Marina NM, Pappo AS, Parham DM, et al. Chemotherapy dose-intensification for pediatric patients with Ewing's family of tumors and desmoplastic small round cell tumors: a feasibility study at St. Jude Children's Research Hospital. J Clin Oncol 1999;17:180–190.

NCNN. Pediatric osteosarcoma practice guidelines. Oncology 1996;10:1799–1806.

PDQR Cancer Information Summaries. http://www.cancernet.nci.nih.gov/pdq/pdq_treatment.shtml 2005.

Philip T, Blay JY, Brunat-Mentigny M, et al. Standards, options and recommendations (SOR) for diagnosis, treatment and follow-up of osteosarcoma [French]. Bull Cancer 1999;86:159–176.

Pinkerton CR. Clinical challenges in pediatric oncology. Oxford: ISIS Medical Media, 1999:117–134, 143–156.

Sommelet D, Pinkerton R, Brunat-Mentigny M, et al. Standards, options and recommendations (SOR) for clinical care of rhabdomyosarcoma (RMS) and other soft tissue sarcoma in children [French]. Bull Cancer 1998;85:1015–1042.

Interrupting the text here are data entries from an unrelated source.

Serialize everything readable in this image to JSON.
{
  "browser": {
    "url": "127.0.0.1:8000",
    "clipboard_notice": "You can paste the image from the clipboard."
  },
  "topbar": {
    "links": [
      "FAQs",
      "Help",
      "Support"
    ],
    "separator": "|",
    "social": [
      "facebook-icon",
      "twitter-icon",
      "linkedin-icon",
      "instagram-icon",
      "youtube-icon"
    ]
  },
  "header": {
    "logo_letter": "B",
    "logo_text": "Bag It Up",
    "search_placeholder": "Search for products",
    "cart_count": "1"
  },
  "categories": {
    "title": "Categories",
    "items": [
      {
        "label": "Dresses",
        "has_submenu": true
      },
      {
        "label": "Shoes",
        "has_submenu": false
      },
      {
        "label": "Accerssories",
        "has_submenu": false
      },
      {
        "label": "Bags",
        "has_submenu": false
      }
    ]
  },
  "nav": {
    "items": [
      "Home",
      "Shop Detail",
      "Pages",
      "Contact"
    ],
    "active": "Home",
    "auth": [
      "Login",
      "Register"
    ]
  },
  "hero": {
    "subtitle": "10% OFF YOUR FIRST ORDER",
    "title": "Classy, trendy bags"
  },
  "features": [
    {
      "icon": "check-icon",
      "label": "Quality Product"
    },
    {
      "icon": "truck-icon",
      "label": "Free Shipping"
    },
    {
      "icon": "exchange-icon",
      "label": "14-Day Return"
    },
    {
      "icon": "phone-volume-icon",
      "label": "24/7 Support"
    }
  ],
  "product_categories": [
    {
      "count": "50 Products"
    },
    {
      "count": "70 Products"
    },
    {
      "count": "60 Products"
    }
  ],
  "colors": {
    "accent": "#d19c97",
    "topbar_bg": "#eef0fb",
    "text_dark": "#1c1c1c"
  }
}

Wexler LH, Christ WM, Helman LJ. Rhabdomyosarcoma and undifferentiated sarcomas. In: Pizzo PA, Poplack DG, eds. Principles and practice of pediatric oncology. Philadelphia, PA: Lippincott–Raven Publishers, 2002:939–971.